Dilbert sits at his desk. Dogbert asks, "Am I wrong or did you tell me you invested all of your money in stock options for a company called Zymed?" Dogbert continues, "The radio says the stock price tripled on takeover rumors. You just made about ten million dollars." Dogbert continues, "But they say money can't buy happiness." Dilbert replies, "Apparently 'they' are idiots."
Dogbert sits at his desk reading the newspaper. Dogbert says, "What?? The presidents of other companies make way more money than I do!!" Dogbert continues, "I'd better make some short-sighted cuts. That should raise our stock price and make my stock options worth millions." The Boss says to Dilbert, Wally and Alice, ". . . All business trips are one-way from now on . . . And you're all required to take a trip this afternoon."
Dogbert sits at a conference table with the Boss and three other managers. Dogbert says, "Your stock was $30 per share when I offered to buy the company, but thanks to some timely leaks to the media your value has plunged." Dogbert continues, "However, if you sell right now I'll pay the full $30 for your stock." The Boss says, "I recommend we do it." A manager hands the signed contract back to Dogbert and says, "Done. $30 per share is more than fair." Dogbert replies, "Yeah, 'per share' would have been fair.

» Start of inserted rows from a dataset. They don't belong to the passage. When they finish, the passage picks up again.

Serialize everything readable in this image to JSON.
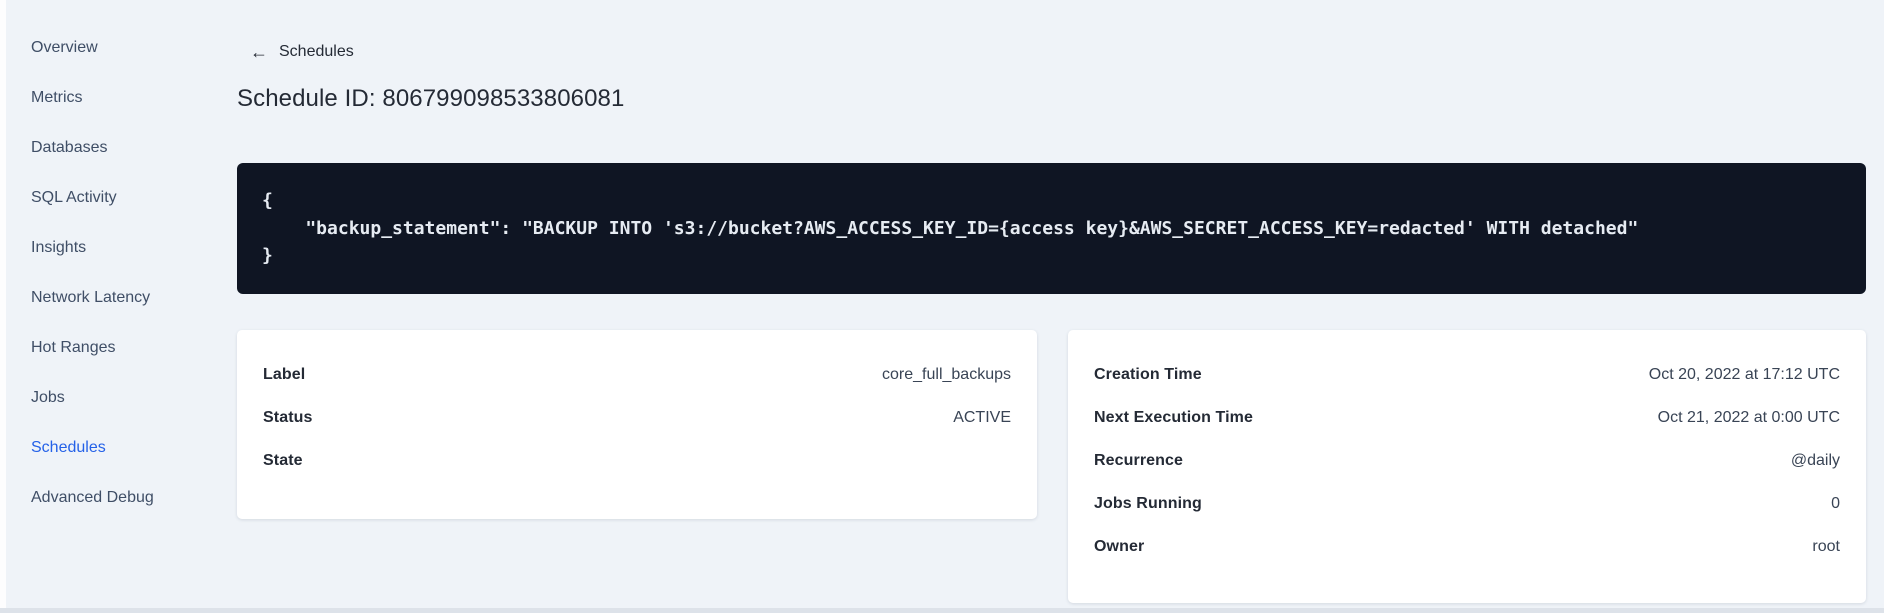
{
  "colors": {
    "page_bg": "#eff3f8",
    "accent_blue": "#2461e8",
    "code_bg": "#0f1523",
    "code_text": "#e6ebf2",
    "text_dark": "#242a35"
  },
  "sidebar": {
    "items": [
      {
        "label": "Overview",
        "active": false
      },
      {
        "label": "Metrics",
        "active": false
      },
      {
        "label": "Databases",
        "active": false
      },
      {
        "label": "SQL Activity",
        "active": false
      },
      {
        "label": "Insights",
        "active": false
      },
      {
        "label": "Network Latency",
        "active": false
      },
      {
        "label": "Hot Ranges",
        "active": false
      },
      {
        "label": "Jobs",
        "active": false
      },
      {
        "label": "Schedules",
        "active": true
      },
      {
        "label": "Advanced Debug",
        "active": false
      }
    ]
  },
  "header": {
    "back_icon": "←",
    "back_label": "Schedules",
    "title": "Schedule ID: 806799098533806081"
  },
  "code_block": {
    "lines": [
      "{",
      "    \"backup_statement\": \"BACKUP INTO 's3://bucket?AWS_ACCESS_KEY_ID={access key}&AWS_SECRET_ACCESS_KEY=redacted' WITH detached\"",
      "}"
    ]
  },
  "details_left": {
    "rows": [
      {
        "label": "Label",
        "value": "core_full_backups"
      },
      {
        "label": "Status",
        "value": "ACTIVE"
      },
      {
        "label": "State",
        "value": ""
      }
    ]
  },
  "details_right": {
    "rows": [
      {
        "label": "Creation Time",
        "value": "Oct 20, 2022 at 17:12 UTC"
      },
      {
        "label": "Next Execution Time",
        "value": "Oct 21, 2022 at 0:00 UTC"
      },
      {
        "label": "Recurrence",
        "value": "@daily"
      },
      {
        "label": "Jobs Running",
        "value": "0"
      },
      {
        "label": "Owner",
        "value": "root"
      }
    ]
  }
}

Anybody want a copy?" The Boss looks shocked.
Salesman: I'll start our negotiation by setting the anchor price at... Dilbert: Five dollars. Salesman: Um, I was going to say $27,500, but you beat me to the anchor, and now I can't help thinking the fair price is closer to $5. How does an engineer know more about the intricacies of my job than I do? Dilbert: I had five minutes and a browser.